__What needs to be done__: Your answer must be a single number: the count of lines in the entries below that hold "Alfa".

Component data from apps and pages
++++

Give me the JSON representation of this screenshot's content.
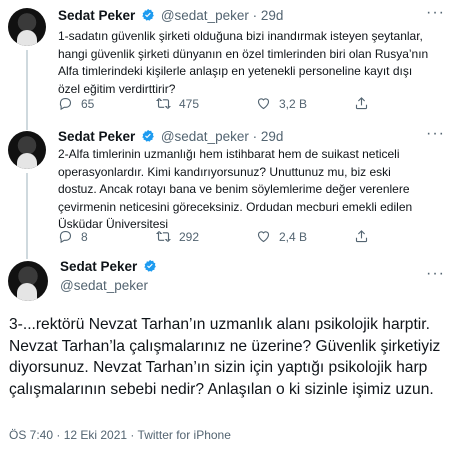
{
  "tweets": [
    {
      "name": "Sedat Peker",
      "handle": "@sedat_peker",
      "dot": "·",
      "time": "29d",
      "text": "1-sadatın güvenlik şirketi olduğuna bizi inandırmak isteyen şeytanlar, hangi güvenlik şirketi dünyanın en özel timlerinden biri olan Rusya’nın Alfa timlerindeki kişilerle anlaşıp en yetenekli personeline kayıt dışı özel eğitim verdirttirir?",
      "replies": "65",
      "retweets": "475",
      "likes": "3,2 B"
    },
    {
      "name": "Sedat Peker",
      "handle": "@sedat_peker",
      "dot": "·",
      "time": "29d",
      "text": "2-Alfa timlerinin uzmanlığı hem istihbarat hem de suikast neticeli operasyonlardır. Kimi kandırıyorsunuz? Unuttunuz mu, biz eski dostuz. Ancak rotayı bana ve benim söylemlerime değer verenlere çevirmenin neticesini göreceksiniz. Ordudan mecburi emekli edilen Üsküdar Üniversitesi",
      "replies": "8",
      "retweets": "292",
      "likes": "2,4 B"
    }
  ],
  "main_tweet": {
    "name": "Sedat Peker",
    "handle": "@sedat_peker",
    "text": "3-...rektörü Nevzat Tarhan’ın uzmanlık alanı psikolojik harptir. Nevzat Tarhan’la çalışmalarınız ne üzerine? Güvenlik şirketiyiz diyorsunuz. Nevzat Tarhan’ın sizin için yaptığı psikolojik harp çalışmalarının sebebi nedir? Anlaşılan o ki sizinle işimiz uzun.",
    "timestamp": "ÖS 7:40 · 12 Eki 2021 · Twitter for iPhone"
  },
  "more_label": "···",
  "colors": {
    "verified": "#1d9bf0",
    "muted": "#536471",
    "text": "#0f1419"
  }
}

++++

__Answer for the task__: 2